A compromise was reached that resulted in the adoption of a separate flag for the Union in late 1927, and the design was first hoisted on 31 May 1928. The design was based on the so-called Van Riebeeck flag or Prinsevlag ("Prince's flag" in Afrikaans) which was originally the Dutch flag, and consisted of orange, white, and blue horizontal stripes. A version of this flag was used as the flag of the Dutch East India Company at the Cape (with the VOC logo in the centre) from 1652 until 1795. The South African addition to the design was three smaller flags centred in the white stripe. The smaller flags were the Union Jack (mirrored) towards the hoist, the flag of the Orange Free State (mirrored) hanging vertically in the middle and the Transvaal Vierkleur towards the fly.
The choice of the Prinsevlag as the basis upon which to design the South African flag had more to do with compromise than Afrikaner political desires, as the Prinsevlag was believed to be the first flag hoisted on South African soil and was politically neutral as it was no longer the national flag of any nation.
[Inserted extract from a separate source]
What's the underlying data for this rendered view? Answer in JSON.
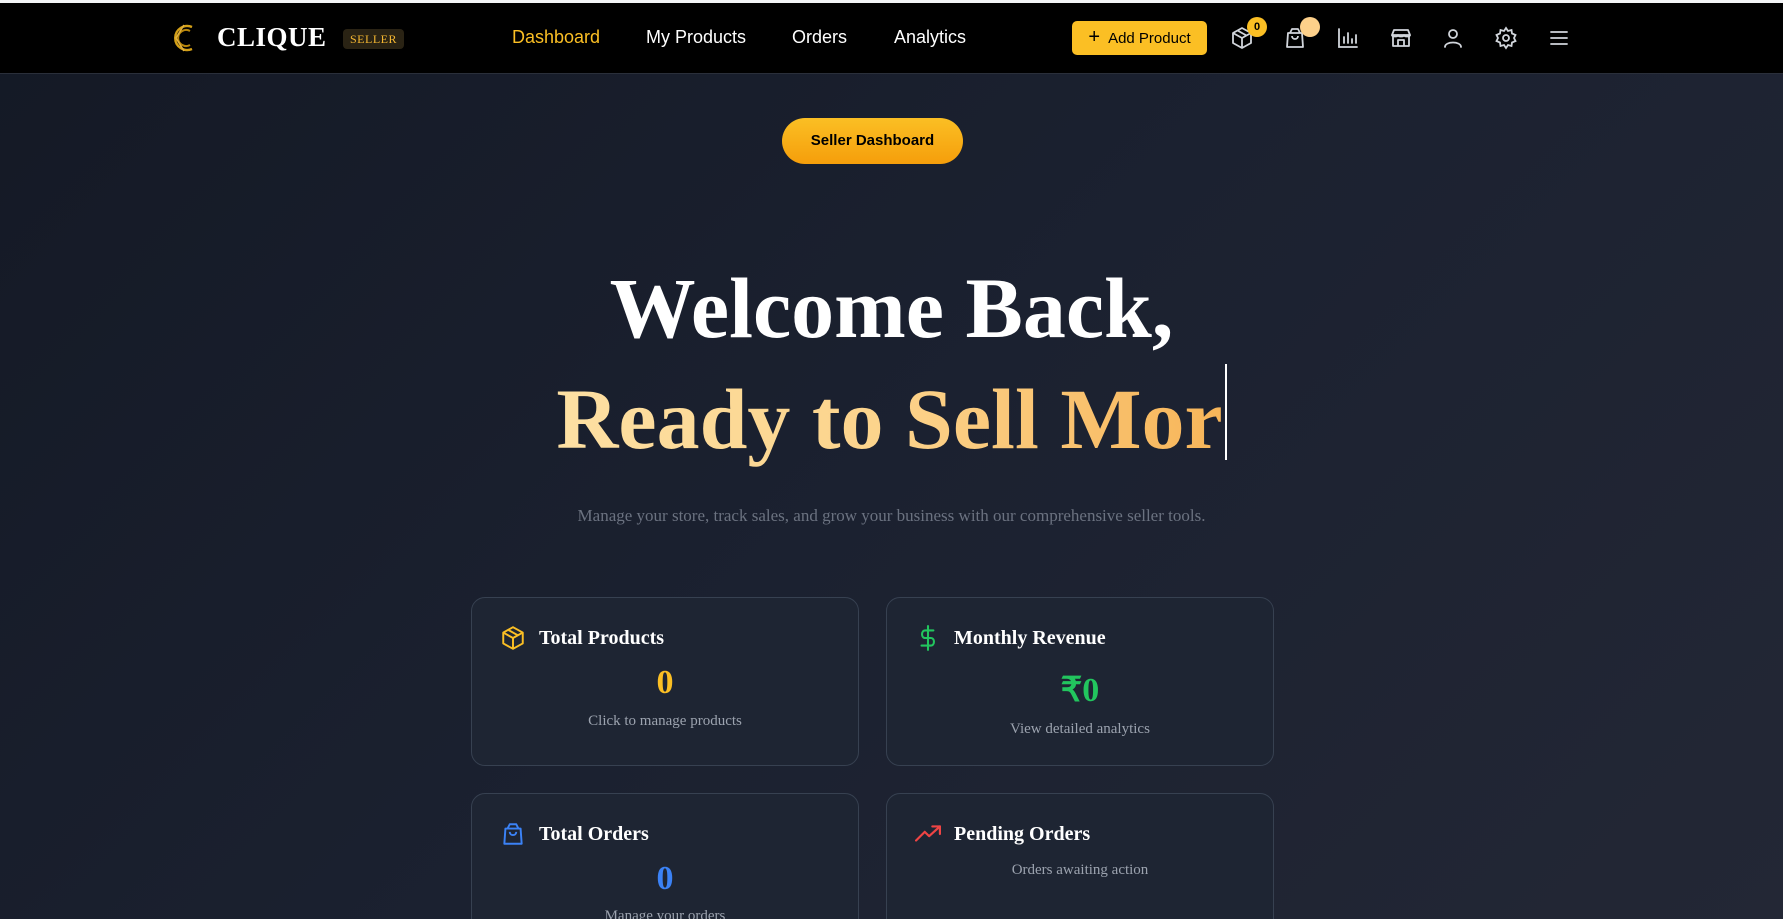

A further element of this compromise was that the Union Flag would continue to fly alongside the new South African national flag over official buildings. This state of duality continued until 1957 when the Union Flag lost its official status as per an Act of Parliament; the Red Ensign had lost its status as South Africa's merchant flag in 1951.
Following a referendum, the country became a republic on 31 May 1961, but the design of the flag remained unchanged. However, there was intense pressure to change the flag, particularly from Afrikaners who resented the fact that the Union Flag was a part of the flag.